In full and without change, retype the records.

• • •

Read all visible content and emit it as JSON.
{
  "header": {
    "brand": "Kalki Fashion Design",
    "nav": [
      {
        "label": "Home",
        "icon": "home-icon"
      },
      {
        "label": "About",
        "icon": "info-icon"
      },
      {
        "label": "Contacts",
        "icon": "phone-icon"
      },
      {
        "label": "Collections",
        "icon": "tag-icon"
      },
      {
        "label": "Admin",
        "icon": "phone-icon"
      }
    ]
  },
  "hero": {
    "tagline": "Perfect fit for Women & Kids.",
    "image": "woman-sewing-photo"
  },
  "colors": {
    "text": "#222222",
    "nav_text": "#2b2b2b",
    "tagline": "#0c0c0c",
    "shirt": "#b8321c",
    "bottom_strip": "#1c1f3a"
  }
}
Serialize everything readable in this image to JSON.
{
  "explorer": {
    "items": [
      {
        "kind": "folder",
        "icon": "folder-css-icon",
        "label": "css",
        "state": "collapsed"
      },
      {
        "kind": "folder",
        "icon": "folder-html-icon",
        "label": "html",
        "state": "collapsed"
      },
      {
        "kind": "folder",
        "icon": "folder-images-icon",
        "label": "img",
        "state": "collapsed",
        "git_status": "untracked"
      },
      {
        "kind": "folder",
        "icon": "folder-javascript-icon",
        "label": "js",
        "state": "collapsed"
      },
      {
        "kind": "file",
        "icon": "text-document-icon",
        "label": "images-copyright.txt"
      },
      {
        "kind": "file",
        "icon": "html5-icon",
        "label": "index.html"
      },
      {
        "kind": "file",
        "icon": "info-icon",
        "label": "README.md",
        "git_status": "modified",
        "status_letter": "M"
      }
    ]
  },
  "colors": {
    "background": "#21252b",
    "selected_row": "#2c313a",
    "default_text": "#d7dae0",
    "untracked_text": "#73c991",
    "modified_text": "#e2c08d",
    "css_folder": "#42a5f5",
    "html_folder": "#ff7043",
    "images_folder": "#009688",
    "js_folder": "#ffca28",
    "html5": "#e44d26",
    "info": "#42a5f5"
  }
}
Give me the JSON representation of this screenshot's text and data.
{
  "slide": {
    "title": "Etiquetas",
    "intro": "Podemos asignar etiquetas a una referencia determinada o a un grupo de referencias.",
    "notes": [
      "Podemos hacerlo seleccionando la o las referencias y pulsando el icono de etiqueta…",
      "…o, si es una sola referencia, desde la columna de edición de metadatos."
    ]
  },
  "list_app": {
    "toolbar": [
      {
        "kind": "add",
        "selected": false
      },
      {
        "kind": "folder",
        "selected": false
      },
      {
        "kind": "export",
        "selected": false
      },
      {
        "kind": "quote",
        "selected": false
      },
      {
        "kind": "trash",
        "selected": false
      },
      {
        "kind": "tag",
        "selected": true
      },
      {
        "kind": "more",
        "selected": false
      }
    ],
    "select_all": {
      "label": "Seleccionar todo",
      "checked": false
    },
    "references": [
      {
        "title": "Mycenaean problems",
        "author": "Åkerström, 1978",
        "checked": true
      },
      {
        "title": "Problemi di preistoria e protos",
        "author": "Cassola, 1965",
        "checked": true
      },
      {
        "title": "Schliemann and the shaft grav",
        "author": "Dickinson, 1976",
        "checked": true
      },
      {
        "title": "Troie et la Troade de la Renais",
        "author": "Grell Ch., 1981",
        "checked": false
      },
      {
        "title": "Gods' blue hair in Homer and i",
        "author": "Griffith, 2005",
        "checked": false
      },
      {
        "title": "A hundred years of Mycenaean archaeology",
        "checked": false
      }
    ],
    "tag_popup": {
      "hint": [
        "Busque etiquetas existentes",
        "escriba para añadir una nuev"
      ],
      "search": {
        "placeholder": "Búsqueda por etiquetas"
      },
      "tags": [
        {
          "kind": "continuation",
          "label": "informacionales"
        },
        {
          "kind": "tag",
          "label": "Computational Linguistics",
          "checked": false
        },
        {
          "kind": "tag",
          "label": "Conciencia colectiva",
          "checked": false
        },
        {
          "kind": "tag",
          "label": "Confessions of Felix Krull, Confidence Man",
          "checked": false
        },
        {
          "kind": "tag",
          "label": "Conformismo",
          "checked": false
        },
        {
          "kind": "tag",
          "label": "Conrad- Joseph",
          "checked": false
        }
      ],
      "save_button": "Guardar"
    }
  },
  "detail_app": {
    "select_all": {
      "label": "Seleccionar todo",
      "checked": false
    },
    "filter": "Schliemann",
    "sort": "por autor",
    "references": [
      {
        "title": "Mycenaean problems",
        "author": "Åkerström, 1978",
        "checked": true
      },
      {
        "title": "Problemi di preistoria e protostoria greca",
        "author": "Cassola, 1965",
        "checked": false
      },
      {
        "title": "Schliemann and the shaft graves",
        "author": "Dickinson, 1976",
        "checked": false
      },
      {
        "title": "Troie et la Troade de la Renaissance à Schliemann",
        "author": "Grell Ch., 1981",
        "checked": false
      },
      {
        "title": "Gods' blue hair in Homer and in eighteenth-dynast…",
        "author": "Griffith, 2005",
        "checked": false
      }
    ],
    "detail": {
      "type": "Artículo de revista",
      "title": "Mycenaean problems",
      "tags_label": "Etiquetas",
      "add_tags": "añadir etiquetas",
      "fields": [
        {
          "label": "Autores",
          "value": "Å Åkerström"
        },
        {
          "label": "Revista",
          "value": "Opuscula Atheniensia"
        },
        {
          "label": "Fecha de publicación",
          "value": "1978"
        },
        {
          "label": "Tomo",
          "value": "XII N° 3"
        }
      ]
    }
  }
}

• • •

EXERCISE ANSWER:
Read all visible content and emit it as JSON.
{
  "header": {
    "brand": "Kalki Fashion Design",
    "nav": [
      {
        "label": "Home",
        "icon": "home-icon"
      },
      {
        "label": "About",
        "icon": "info-icon"
      },
      {
        "label": "Contacts",
        "icon": "phone-icon"
      },
      {
        "label": "Collections",
        "icon": "tag-icon"
      },
      {
        "label": "Admin",
        "icon": "phone-icon"
      }
    ]
  },
  "hero": {
    "tagline": "Perfect fit for Women & Kids.",
    "image": "woman-sewing-photo"
  },
  "colors": {
    "text": "#222222",
    "nav_text": "#2b2b2b",
    "tagline": "#0c0c0c",
    "shirt": "#b8321c",
    "bottom_strip": "#1c1f3a"
  }
}
Serialize everything readable in this image to JSON.
{
  "explorer": {
    "items": [
      {
        "kind": "folder",
        "icon": "folder-css-icon",
        "label": "css",
        "state": "collapsed"
      },
      {
        "kind": "folder",
        "icon": "folder-html-icon",
        "label": "html",
        "state": "collapsed"
      },
      {
        "kind": "folder",
        "icon": "folder-images-icon",
        "label": "img",
        "state": "collapsed",
        "git_status": "untracked"
      },
      {
        "kind": "folder",
        "icon": "folder-javascript-icon",
        "label": "js",
        "state": "collapsed"
      },
      {
        "kind": "file",
        "icon": "text-document-icon",
        "label": "images-copyright.txt"
      },
      {
        "kind": "file",
        "icon": "html5-icon",
        "label": "index.html"
      },
      {
        "kind": "file",
        "icon": "info-icon",
        "label": "README.md",
        "git_status": "modified",
        "status_letter": "M"
      }
    ]
  },
  "colors": {
    "background": "#21252b",
    "selected_row": "#2c313a",
    "default_text": "#d7dae0",
    "untracked_text": "#73c991",
    "modified_text": "#e2c08d",
    "css_folder": "#42a5f5",
    "html_folder": "#ff7043",
    "images_folder": "#009688",
    "js_folder": "#ffca28",
    "html5": "#e44d26",
    "info": "#42a5f5"
  }
}
Give me the JSON representation of this screenshot's text and data.
{
  "slide": {
    "title": "Etiquetas",
    "intro": "Podemos asignar etiquetas a una referencia determinada o a un grupo de referencias.",
    "notes": [
      "Podemos hacerlo seleccionando la o las referencias y pulsando el icono de etiqueta…",
      "…o, si es una sola referencia, desde la columna de edición de metadatos."
    ]
  },
  "list_app": {
    "toolbar": [
      {
        "kind": "add",
        "selected": false
      },
      {
        "kind": "folder",
        "selected": false
      },
      {
        "kind": "export",
        "selected": false
      },
      {
        "kind": "quote",
        "selected": false
      },
      {
        "kind": "trash",
        "selected": false
      },
      {
        "kind": "tag",
        "selected": true
      },
      {
        "kind": "more",
        "selected": false
      }
    ],
    "select_all": {
      "label": "Seleccionar todo",
      "checked": false
    },
    "references": [
      {
        "title": "Mycenaean problems",
        "author": "Åkerström, 1978",
        "checked": true
      },
      {
        "title": "Problemi di preistoria e protos",
        "author": "Cassola, 1965",
        "checked": true
      },
      {
        "title": "Schliemann and the shaft grav",
        "author": "Dickinson, 1976",
        "checked": true
      },
      {
        "title": "Troie et la Troade de la Renais",
        "author": "Grell Ch., 1981",
        "checked": false
      },
      {
        "title": "Gods' blue hair in Homer and i",
        "author": "Griffith, 2005",
        "checked": false
      },
      {
        "title": "A hundred years of Mycenaean archaeology",
        "checked": false
      }
    ],
    "tag_popup": {
      "hint": [
        "Busque etiquetas existentes",
        "escriba para añadir una nuev"
      ],
      "search": {
        "placeholder": "Búsqueda por etiquetas"
      },
      "tags": [
        {
          "kind": "continuation",
          "label": "informacionales"
        },
        {
          "kind": "tag",
          "label": "Computational Linguistics",
          "checked": false
        },
        {
          "kind": "tag",
          "label": "Conciencia colectiva",
          "checked": false
        },
        {
          "kind": "tag",
          "label": "Confessions of Felix Krull, Confidence Man",
          "checked": false
        },
        {
          "kind": "tag",
          "label": "Conformismo",
          "checked": false
        },
        {
          "kind": "tag",
          "label": "Conrad- Joseph",
          "checked": false
        }
      ],
      "save_button": "Guardar"
    }
  },
  "detail_app": {
    "select_all": {
      "label": "Seleccionar todo",
      "checked": false
    },
    "filter": "Schliemann",
    "sort": "por autor",
    "references": [
      {
        "title": "Mycenaean problems",
        "author": "Åkerström, 1978",
        "checked": true
      },
      {
        "title": "Problemi di preistoria e protostoria greca",
        "author": "Cassola, 1965",
        "checked": false
      },
      {
        "title": "Schliemann and the shaft graves",
        "author": "Dickinson, 1976",
        "checked": false
      },
      {
        "title": "Troie et la Troade de la Renaissance à Schliemann",
        "author": "Grell Ch., 1981",
        "checked": false
      },
      {
        "title": "Gods' blue hair in Homer and in eighteenth-dynast…",
        "author": "Griffith, 2005",
        "checked": false
      }
    ],
    "detail": {
      "type": "Artículo de revista",
      "title": "Mycenaean problems",
      "tags_label": "Etiquetas",
      "add_tags": "añadir etiquetas",
      "fields": [
        {
          "label": "Autores",
          "value": "Å Åkerström"
        },
        {
          "label": "Revista",
          "value": "Opuscula Atheniensia"
        },
        {
          "label": "Fecha de publicación",
          "value": "1978"
        },
        {
          "label": "Tomo",
          "value": "XII N° 3"
        }
      ]
    }
  }
}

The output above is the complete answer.